Just to let you know: I am NOT a cat person, but this collection called Cat-i-tude is so gorgeous, I just may have to make an exception. What do you think of the main panel? As you can see, each of the six frisky cats is a good size to become the center of an awesome block. And, from what I know about cats, they ALWAYS like to be center stage, right?
Main Cat-i-tude panel
Now let's look at the fabrics, blocks and final project!

Cat-i-tude Fabrics (minus the panel)
And a small piece of a border print:

Catitude fabrics with border print
I was very drawn to the 6 panels of those frisky cats. I cut them out (they will finish pretty close to 10" square. My plan was to use an ATTIC WINDOW treatment using my Magical Mitering technique.

I pulled two fat quarters for each of the six panels that I thought would work best.

Blue kitty lighting up his life!
 Frisky green kitty batting at an ornament.


Another frisky kitty wanting to taste those ribbons. Yum, yum!

 Purple kitty thinks this package has her name on it.


Another blue kitty who looks bored with the entire frisky business!

Oh. I'm SO bored.
 And one last kitty who is tangled up in those red beads.
Oooooh. Beads!
I cut 3" x 15-1/2" strips from the sets of coordinating fat quarters. Two of one print, two of its companion. I am going to stitch them on in an unorthodox manner and miter the four corners of each panel without using a y-seam from the wrong side. Stay with me here.

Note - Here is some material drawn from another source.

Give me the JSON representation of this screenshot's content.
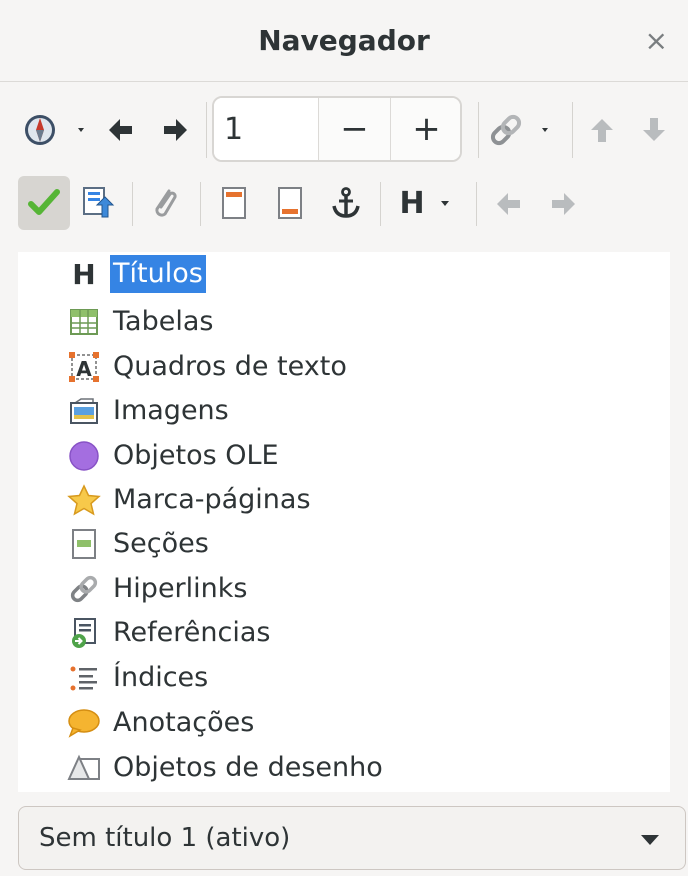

I stitched a strip to the top and bottom of each panel, centering them. There will be 3+ inches extending beyond each panel edge.
Notice the pins in the center of the strip and panel
Sew strip as shown, ALL THE WAY TO THE EDGE OF PANEL. Go another 1/2" or so in order to see your stitching. Press seam TOWARD the panel.
Top strip sewn and pressed
Next strips (the black) are sewn BEGINNING AND ENDING where the first strips cross. Notice the + sign on the pic. That is the intersection.
Begin and end stitching of side strips at the 1/4" mark.
Press these side strips OUTWARD. Fold the side strips under as shown in each corner, creating the miter. Pin in place.

Now I'm ready to top stitch with monofilament thread. I put black thread in the bobbin in case any color "beads up" to the top. Here's one other panel with the top stitching. I know it's hard to see; that's the point!


What's that look like on the back? I'm glad you asked. You can see that I used a simple, small, short zigzag stitch. You can see the fabrics folded.


Then I trimmed away the excess. This is done for all four corners of each panel.


Now let's see them all together. I'm not sure about a border. I may just squeeze some 4" x 15" strips out of all the fat quarters used to make it pieced. But for now, here she is.


Go check out the Cat-i-tude fabrics and get ready to be inspired. Oh, and by the way. This is the ONLY time I will allow cats in my back yard. I'm a dog person. But these kitties will certainly make some child smile, won't they?